Microsoft’s Power BI is a powerful and popular self-service BI application. It allows reports to be developed at an incredible pace without compromising visualization flexibility or design, in addition to being many times more affordable than traditional Enterprise BI applications.
However, as great as Power BI is, it suffers from some of the same problems that all self-service BI applications do. Chief among them is the accuracy and security of the reporting data. Lucky for us, we still use our Enterprise BI application, which guarantees accuracy and security through a governed data warehouse. Leveraging our Enterprise BI application as a data source, while developing reports with Power BI, we can create a secure, accurate, and reliable workflow.
We’re not out of the woods yet, though. Let’s dig into some examples of how these aspects may become compromised by looking at some common workflows when using Power BI with an Enterprise BI application. For our purposes, we’re going to be using Oracle BI (OAC and OBIEE) as our Enterprise BI application.
Standard Integration Methods
The easiest method is to export an Oracle BI report to either an Excel or CSV file. In fact, most Oracle BI users already do this on a daily basis, so it’s an obvious and convenient method.
Exporting an Oracle BI Dashboard to Excel
Excel and CSV files can be imported into Power BI with no issue, making this option typically the primary choice. What if we’re looking for something with less manual labor?
The other approach we will consider is using Oracle BI as an ODBC connection. This approach is straightforward save for two exceptions: initial configuration (which we will cover later) and building queries. This approach requires the end user to be aware of and know, at a functional level, Oracle’s Logical SQL (LSQL). While some users may have knowledge of LSQL, we’re now adding Oracle BI requirements to the position of a Power BI report developer. That being said, at a functional level, this approach works.
Shortcomings of These Methods
The approaches above are relatively simple, but they do have some drawbacks.
Excel or CSV exports are static in nature and can’t be updated automatically once exported from Oracle BI. This requires a new export to be periodically performed to ensure the data is up to date. It never looks good when a decision-maker asks why the numbers don’t match.
The last thing you want to see as a decision-maker.
A simple workaround for this is to use Oracle BI Agents, but a more sinister problem is exposed with these static data exports: data security.
Once a set of data is exported from Oracle BI, it no longer restricts the data based on any security rules. If your developers aren’t careful, sensitive data may become exposed to other parties. While not usually a showstopper, the disrespect of security is dangerous and must be approached seriously.
However, ODBC techniques do not suffer from the same shortcomings with data accuracy and security. Instead, they suffer from implementation complexity.
As said previously, end users are now expected to have an operational understanding of LSQL. While not a major downside, it can be inconvenient for developers. The more prominent issue is with configuring Power BI to utilize the ODBC connection Oracle BI exposes. There are several approaches to implement this functionality, all of which are outside the scope of this article.

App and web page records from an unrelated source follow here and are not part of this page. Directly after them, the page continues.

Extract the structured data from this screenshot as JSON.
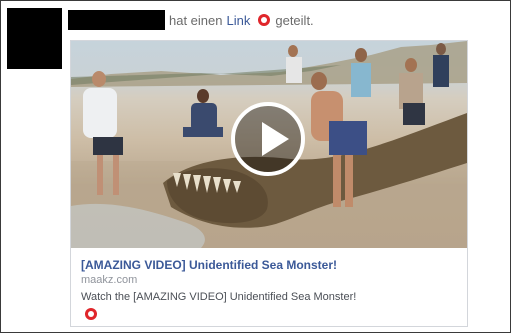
{
  "post": {
    "header_text_1": "hat einen",
    "header_link": "Link",
    "header_text_2": "geteilt.",
    "privacy_icon": "red-circle-icon"
  },
  "card": {
    "title": "[AMAZING VIDEO] Unidentified Sea Monster!",
    "domain": "maakz.com",
    "description": "Watch the [AMAZING VIDEO] Unidentified Sea Monster!",
    "thumbnail_icon": "play-icon",
    "footer_icon": "red-circle-icon"
  },
  "colors": {
    "link": "#3b5998",
    "meta_text": "#6b6b6b",
    "red_icon": "#e0262b",
    "border": "#3a3a3a"
  }
}
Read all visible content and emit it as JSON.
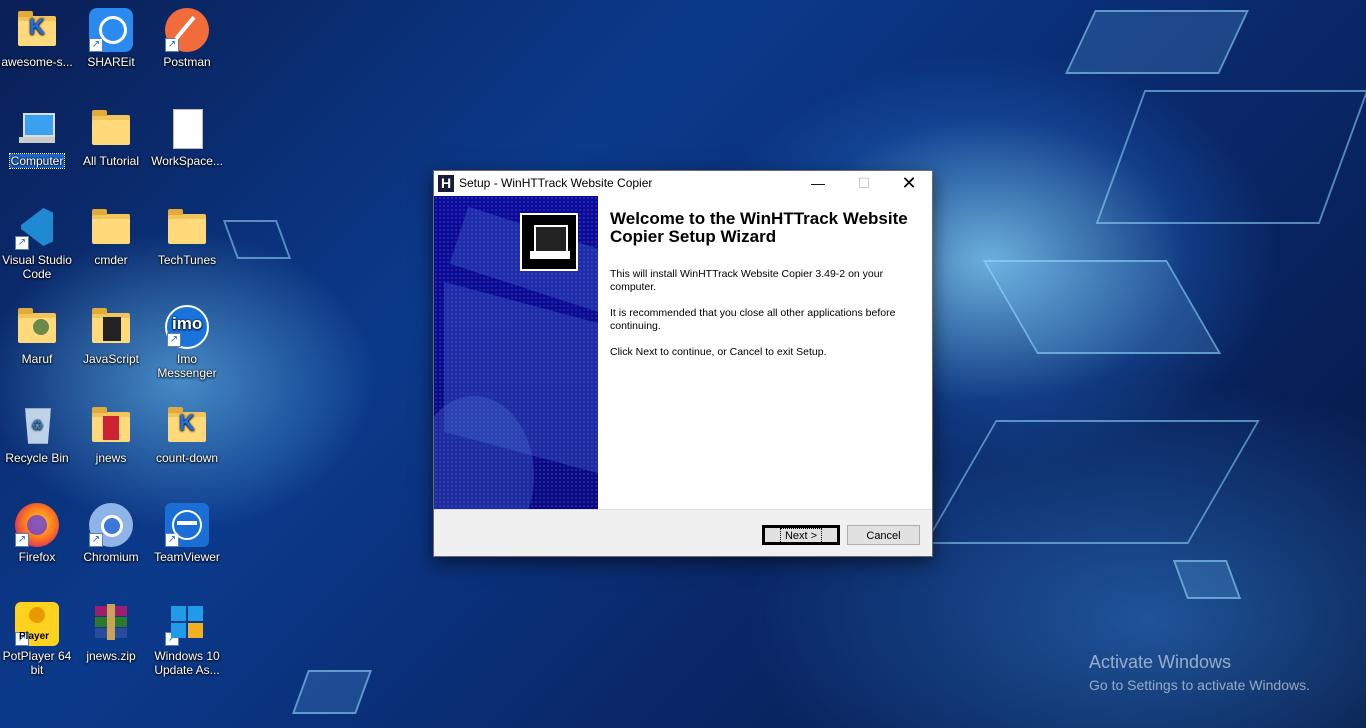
{
  "desktop": {
    "icons": [
      {
        "label": "awesome-s..."
      },
      {
        "label": "SHAREit"
      },
      {
        "label": "Postman"
      },
      {
        "label": "Computer"
      },
      {
        "label": "All Tutorial"
      },
      {
        "label": "WorkSpace..."
      },
      {
        "label": "Visual Studio Code"
      },
      {
        "label": "cmder"
      },
      {
        "label": "TechTunes"
      },
      {
        "label": "Maruf"
      },
      {
        "label": "JavaScript"
      },
      {
        "label": "Imo Messenger"
      },
      {
        "label": "Recycle Bin"
      },
      {
        "label": "jnews"
      },
      {
        "label": "count-down"
      },
      {
        "label": "Firefox"
      },
      {
        "label": "Chromium"
      },
      {
        "label": "TeamViewer"
      },
      {
        "label": "PotPlayer 64 bit"
      },
      {
        "label": "jnews.zip"
      },
      {
        "label": "Windows 10 Update As..."
      }
    ],
    "icon_glyphs": {
      "imo": "imo",
      "potplayer": "Player",
      "shortcut_arrow": "↗"
    }
  },
  "watermark": {
    "line1": "Activate Windows",
    "line2": "Go to Settings to activate Windows."
  },
  "dialog": {
    "title": "Setup - WinHTTrack Website Copier",
    "app_icon_letter": "H",
    "controls": {
      "minimize": "—",
      "maximize": "☐",
      "close": "✕"
    },
    "heading": "Welcome to the WinHTTrack Website Copier Setup Wizard",
    "paragraphs": [
      "This will install WinHTTrack Website Copier 3.49-2 on your computer.",
      "It is recommended that you close all other applications before continuing.",
      "Click Next to continue, or Cancel to exit Setup."
    ],
    "buttons": {
      "next": "Next >",
      "cancel": "Cancel"
    }
  },
  "colors": {
    "sidebar": "#0b0b9c",
    "selection": "#1e63c6",
    "desktop_dark": "#0a1f55"
  }
}
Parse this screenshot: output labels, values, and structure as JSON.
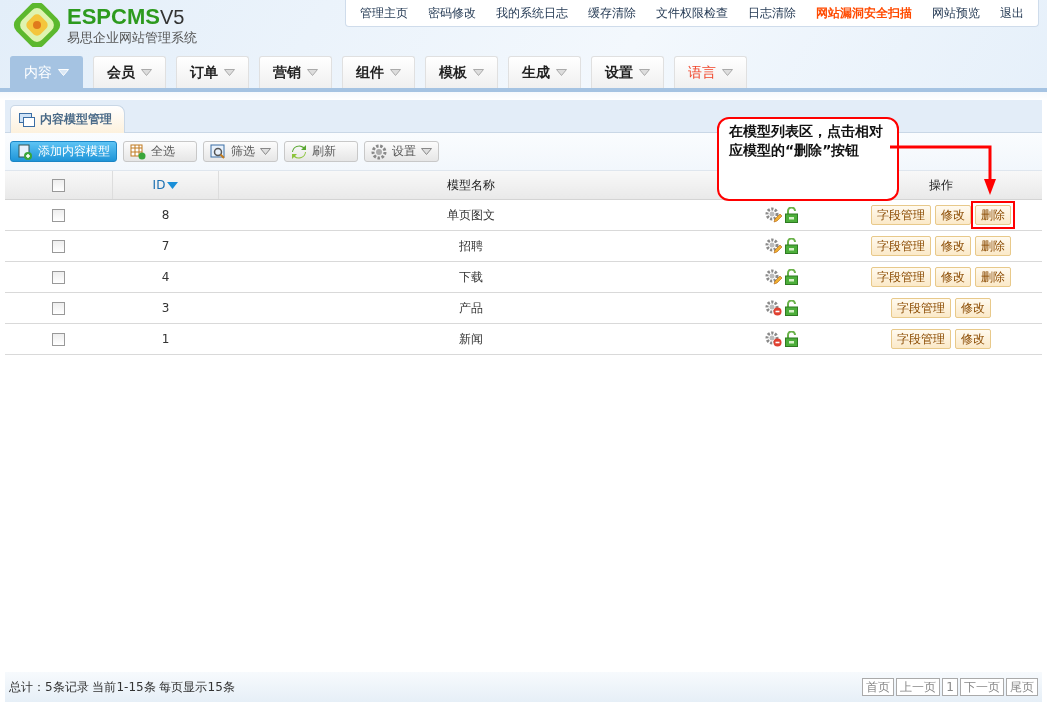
{
  "logo": {
    "brand": "ESPCMS",
    "version": "V5",
    "subtitle": "易思企业网站管理系统"
  },
  "top_links": [
    {
      "label": "管理主页",
      "highlighted": false
    },
    {
      "label": "密码修改",
      "highlighted": false
    },
    {
      "label": "我的系统日志",
      "highlighted": false
    },
    {
      "label": "缓存清除",
      "highlighted": false
    },
    {
      "label": "文件权限检查",
      "highlighted": false
    },
    {
      "label": "日志清除",
      "highlighted": false
    },
    {
      "label": "网站漏洞安全扫描",
      "highlighted": true
    },
    {
      "label": "网站预览",
      "highlighted": false
    },
    {
      "label": "退出",
      "highlighted": false
    }
  ],
  "nav_tabs": [
    {
      "label": "内容",
      "selected": true,
      "highlighted": false
    },
    {
      "label": "会员",
      "selected": false,
      "highlighted": false
    },
    {
      "label": "订单",
      "selected": false,
      "highlighted": false
    },
    {
      "label": "营销",
      "selected": false,
      "highlighted": false
    },
    {
      "label": "组件",
      "selected": false,
      "highlighted": false
    },
    {
      "label": "模板",
      "selected": false,
      "highlighted": false
    },
    {
      "label": "生成",
      "selected": false,
      "highlighted": false
    },
    {
      "label": "设置",
      "selected": false,
      "highlighted": false
    },
    {
      "label": "语言",
      "selected": false,
      "highlighted": true
    }
  ],
  "panel_tab": "内容模型管理",
  "toolbar": [
    {
      "kind": "primary",
      "label": "添加内容模型"
    },
    {
      "kind": "plain",
      "label": "全选"
    },
    {
      "kind": "dropdown",
      "label": "筛选"
    },
    {
      "kind": "plain",
      "label": "刷新"
    },
    {
      "kind": "dropdown",
      "label": "设置"
    }
  ],
  "table": {
    "columns": [
      "ID",
      "模型名称",
      "操作"
    ],
    "select_all_checked": false,
    "rows": [
      {
        "checked": false,
        "id": "8",
        "name": "单页图文",
        "system": false,
        "buttons": [
          "字段管理",
          "修改",
          "删除"
        ],
        "highlighted": true
      },
      {
        "checked": false,
        "id": "7",
        "name": "招聘",
        "system": false,
        "buttons": [
          "字段管理",
          "修改",
          "删除"
        ],
        "highlighted": false
      },
      {
        "checked": false,
        "id": "4",
        "name": "下载",
        "system": false,
        "buttons": [
          "字段管理",
          "修改",
          "删除"
        ],
        "highlighted": false
      },
      {
        "checked": false,
        "id": "3",
        "name": "产品",
        "system": true,
        "buttons": [
          "字段管理",
          "修改"
        ],
        "highlighted": false
      },
      {
        "checked": false,
        "id": "1",
        "name": "新闻",
        "system": true,
        "buttons": [
          "字段管理",
          "修改"
        ],
        "highlighted": false
      }
    ]
  },
  "callout": "在模型列表区，点击相对应模型的“删除”按钮",
  "footer": {
    "summary": "总计：5条记录 当前1-15条 每页显示15条",
    "pager": [
      "首页",
      "上一页",
      "1",
      "下一页",
      "尾页"
    ]
  }
}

That being said, none of the approaches are as simple as “build an ODBC connection string.” Most revolve around either modifying the RPD, re-distributing the DLL’s including in the Administration Tool, or putting the Oracle BI Server behind a custom interface. Suffice to say, we may want something more straightforward to set up and use.
Now that we’ve gone through some of the standard approaches, let’s think about what the perfect solution requires:
- The approach should require no additional modifications to the Oracle BI environment.
- The data should respect the security model and pull up-to-date data directly from Oracle BI.
- Power BI user workflows should not be majorly altered or inhibited by the solution.
Unify BI for Power BI hits all of the above marks and is the best method for using Oracle BI data in Power BI.
Using UnifyBI for Power BI
Let’s take a quick walkthrough of using UnifyBI for Power BI:
- First, we connect to UnifyBI in our browser and authenticate using our Oracle BI credentials.
- Once authenticated, we build the Oracle BI query using the UnifyBI workspace. This workspace allows the developer to use all Oracle BI functionality in a simple to use interface.
- Once the Oracle BI query is complete, we save the query by clicking the export button.
- Now, in Power BI, we use the UnifyBI connector to get the data.
- We supply our Oracle BI credentials once again, and also select the saved Unify BI query.
- The query is then executed using our authenticated user and returns the data to Power BI.
Compared to the other approaches, that was simple! We don’t have to make any sacrifices for our developers – the familiar Oracle BI functionality and familiarity is available without impeding their workflow.
UnifyBI for Power BI grants report developers the accuracy, security, and flexibility needed to perform their jobs quickly. With minimal setup and configuration, UnifyBI enables your organization to realize the greatest return of both your self-service BI and enterprise BI software solutions.